Structure dimensions

Structural measures describe a provider’s capacity, systems, and processes to provide high-quality care [or research]. 

Process dimensions

Process measures indicate what a provider does to maintain or improve health [or research]. These measures typically reflect generally accepted recommendations for effective practice.

Outcome indicators

Outcome measures reflect the impact of the service or intervention. In health, that captures the impact on patients. 

This framework could really help – and the focus on ‘process’ dimensions could also help us to develop the proposed measure of ‘rigour’ in assessing Engagement and Impact.

2. Define the territory: ask what

A second basic question is to ask ourselves exactly what is in scope. What ‘business’ are universities in when they spend public money on research? What are the core purposes of the ‘Public Knowledge Service’ they are part of? Clarifying this is essential if the assessment system is to focus on the right questions. 

The Science Europe Values Framework identifies four purposes for research. Assessing People, Culture and Environment could then be asking – what investments and interventions are you making to enable each of these to operate in an optimal way? And for each, what ‘structure’, ‘process’ and ‘outcome’ measures could be evolved to provide useful intelligence on how well they are working?

Science Europe Research Culture Framework (2022)

  1. advance knowledge, 

  2. create relevance and impact, 

  3. provide services (directly and/or indirectly) to society, and 

  4. contribute to the development of the research community and research ecosystem

3. Avoid checklists and tick boxes: ask how

Finally, the REF 2029 guidance proposes ‘a more tightly defined, questionnaire-style template that will create greater consistency across submissions and focus on demonstrable outcomes’. 

At the NCCPE we worry that this could shortcut the developmental power of a well-designed assessment system. Checklists or tick boxes have their place – but an approach that invites self-reflection and learning and provides a scaffold to enable robust judgements to be made, and which is sensitive to the diversity of the sector, would be much more valuable.

The NCCPE has spent 15+ years developing approaches to supporting strategic approaches to culture change and we have settled on an approach used in many sectors to support organisational development: a maturity model. 

We used this approach to develop a tool to help universities assess their support for public engagement, based upon a robust analysis of the determinants of a mature environment. We are confident that this kind of approach could be developed for research culture as a whole, to provide a robust representation of the factors that need to be taken account of in developing and assessing a strategic approach.

A snapshot of the NCCPE’s EDGE tool


All to play for

It’s a challenging time for the HE sector. As the economic pressures mount, competition between HEIs intensifies, and claims of ‘wokery’ circle around this work, the temptation to act defensively and to take short term measures could dominate. 

Let’s not waste the opportunity the REF offers to step back, think long term and work collectively to ensure our contribution to knowledge and understanding continues to evolve and meet the needs of society.

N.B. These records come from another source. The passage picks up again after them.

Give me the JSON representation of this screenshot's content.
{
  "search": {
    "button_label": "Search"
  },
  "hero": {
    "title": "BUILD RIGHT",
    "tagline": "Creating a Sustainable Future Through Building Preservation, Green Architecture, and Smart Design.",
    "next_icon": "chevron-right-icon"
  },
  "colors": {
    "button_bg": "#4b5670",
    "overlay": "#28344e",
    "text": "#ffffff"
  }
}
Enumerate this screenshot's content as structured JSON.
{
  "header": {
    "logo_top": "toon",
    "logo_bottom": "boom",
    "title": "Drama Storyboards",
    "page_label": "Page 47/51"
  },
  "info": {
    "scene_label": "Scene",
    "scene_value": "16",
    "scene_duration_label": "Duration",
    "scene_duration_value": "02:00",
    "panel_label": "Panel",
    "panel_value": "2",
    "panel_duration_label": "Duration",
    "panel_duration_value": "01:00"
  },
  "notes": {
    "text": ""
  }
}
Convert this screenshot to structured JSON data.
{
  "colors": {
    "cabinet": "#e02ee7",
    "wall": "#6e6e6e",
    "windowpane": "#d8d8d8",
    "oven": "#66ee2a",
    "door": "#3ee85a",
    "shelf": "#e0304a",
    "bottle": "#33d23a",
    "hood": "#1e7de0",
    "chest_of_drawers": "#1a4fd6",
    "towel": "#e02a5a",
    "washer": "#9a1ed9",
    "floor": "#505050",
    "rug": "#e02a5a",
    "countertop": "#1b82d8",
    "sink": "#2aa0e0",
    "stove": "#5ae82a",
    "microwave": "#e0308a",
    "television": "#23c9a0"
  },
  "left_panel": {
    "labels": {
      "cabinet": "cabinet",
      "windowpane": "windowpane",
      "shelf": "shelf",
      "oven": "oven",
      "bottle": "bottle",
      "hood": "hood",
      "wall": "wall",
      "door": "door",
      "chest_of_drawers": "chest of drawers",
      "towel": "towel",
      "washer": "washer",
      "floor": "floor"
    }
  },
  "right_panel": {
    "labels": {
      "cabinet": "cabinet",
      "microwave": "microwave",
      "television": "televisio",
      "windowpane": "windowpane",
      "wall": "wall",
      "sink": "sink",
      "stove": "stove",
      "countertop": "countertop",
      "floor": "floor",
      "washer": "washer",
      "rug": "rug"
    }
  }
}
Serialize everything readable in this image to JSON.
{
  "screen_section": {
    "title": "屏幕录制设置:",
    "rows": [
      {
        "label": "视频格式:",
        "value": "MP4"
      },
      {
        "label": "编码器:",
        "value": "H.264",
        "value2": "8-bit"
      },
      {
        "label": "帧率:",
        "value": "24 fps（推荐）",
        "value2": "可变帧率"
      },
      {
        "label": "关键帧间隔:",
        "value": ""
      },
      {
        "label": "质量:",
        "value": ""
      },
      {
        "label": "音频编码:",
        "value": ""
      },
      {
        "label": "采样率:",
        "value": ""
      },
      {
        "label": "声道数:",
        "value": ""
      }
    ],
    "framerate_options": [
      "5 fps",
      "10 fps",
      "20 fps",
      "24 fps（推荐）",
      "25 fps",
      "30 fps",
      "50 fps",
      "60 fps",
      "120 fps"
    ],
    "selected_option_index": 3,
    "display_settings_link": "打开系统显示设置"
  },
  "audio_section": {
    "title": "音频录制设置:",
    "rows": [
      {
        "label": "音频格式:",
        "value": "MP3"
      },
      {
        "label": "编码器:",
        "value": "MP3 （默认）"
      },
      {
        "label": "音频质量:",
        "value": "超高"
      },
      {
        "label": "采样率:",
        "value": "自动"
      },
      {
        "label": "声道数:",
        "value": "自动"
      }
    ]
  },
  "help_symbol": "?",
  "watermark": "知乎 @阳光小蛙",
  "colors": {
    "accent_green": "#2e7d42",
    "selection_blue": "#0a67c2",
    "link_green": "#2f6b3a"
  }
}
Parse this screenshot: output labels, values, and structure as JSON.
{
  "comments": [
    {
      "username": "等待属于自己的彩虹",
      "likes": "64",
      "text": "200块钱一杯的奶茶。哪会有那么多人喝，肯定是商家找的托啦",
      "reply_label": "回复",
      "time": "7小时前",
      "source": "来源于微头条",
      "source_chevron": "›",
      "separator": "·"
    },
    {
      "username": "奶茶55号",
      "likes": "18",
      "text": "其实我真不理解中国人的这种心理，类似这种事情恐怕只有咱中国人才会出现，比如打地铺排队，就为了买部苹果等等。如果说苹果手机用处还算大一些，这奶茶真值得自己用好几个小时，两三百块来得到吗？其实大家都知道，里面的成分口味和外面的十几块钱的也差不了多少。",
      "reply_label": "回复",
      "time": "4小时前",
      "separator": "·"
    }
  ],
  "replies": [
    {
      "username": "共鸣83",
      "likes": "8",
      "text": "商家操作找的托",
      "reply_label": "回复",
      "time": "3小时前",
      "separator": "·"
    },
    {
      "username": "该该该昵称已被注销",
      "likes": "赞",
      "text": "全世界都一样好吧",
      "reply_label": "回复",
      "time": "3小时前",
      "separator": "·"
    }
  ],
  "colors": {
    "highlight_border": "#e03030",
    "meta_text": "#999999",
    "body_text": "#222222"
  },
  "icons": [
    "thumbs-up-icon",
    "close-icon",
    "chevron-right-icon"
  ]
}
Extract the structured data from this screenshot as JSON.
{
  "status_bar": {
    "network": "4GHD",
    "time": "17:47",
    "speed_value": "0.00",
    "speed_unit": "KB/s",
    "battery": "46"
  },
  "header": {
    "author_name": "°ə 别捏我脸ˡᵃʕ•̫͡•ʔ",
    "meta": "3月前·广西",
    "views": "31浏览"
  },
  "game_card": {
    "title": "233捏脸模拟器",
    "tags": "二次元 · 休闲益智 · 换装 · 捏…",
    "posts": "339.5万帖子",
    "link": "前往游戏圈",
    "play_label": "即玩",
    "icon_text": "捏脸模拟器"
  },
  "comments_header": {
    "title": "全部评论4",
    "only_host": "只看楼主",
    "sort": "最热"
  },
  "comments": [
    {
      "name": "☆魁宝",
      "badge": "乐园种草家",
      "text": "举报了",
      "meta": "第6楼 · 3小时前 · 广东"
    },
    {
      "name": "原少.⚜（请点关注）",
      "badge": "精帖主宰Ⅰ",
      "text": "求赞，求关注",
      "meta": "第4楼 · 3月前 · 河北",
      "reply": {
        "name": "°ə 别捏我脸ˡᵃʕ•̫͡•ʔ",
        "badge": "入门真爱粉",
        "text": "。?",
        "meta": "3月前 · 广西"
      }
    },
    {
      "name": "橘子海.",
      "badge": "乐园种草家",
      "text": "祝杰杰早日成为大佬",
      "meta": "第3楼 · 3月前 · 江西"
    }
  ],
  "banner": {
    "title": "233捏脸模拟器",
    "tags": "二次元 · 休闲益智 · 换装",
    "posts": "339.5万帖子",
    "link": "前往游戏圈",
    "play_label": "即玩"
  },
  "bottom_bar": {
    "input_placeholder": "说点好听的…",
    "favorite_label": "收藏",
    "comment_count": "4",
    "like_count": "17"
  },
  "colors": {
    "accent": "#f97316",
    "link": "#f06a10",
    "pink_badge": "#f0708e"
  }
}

  • Donabedian, A (2005) Evaluating the Quality of Medical Care, The Milbank Quarterly, 83(4):691-729 
  • Raleigh, VS and Foot, C (2010) Getting the Measure of Quality: Opportunities and Challenges, London: King’s Fund 
  • Maturity Models: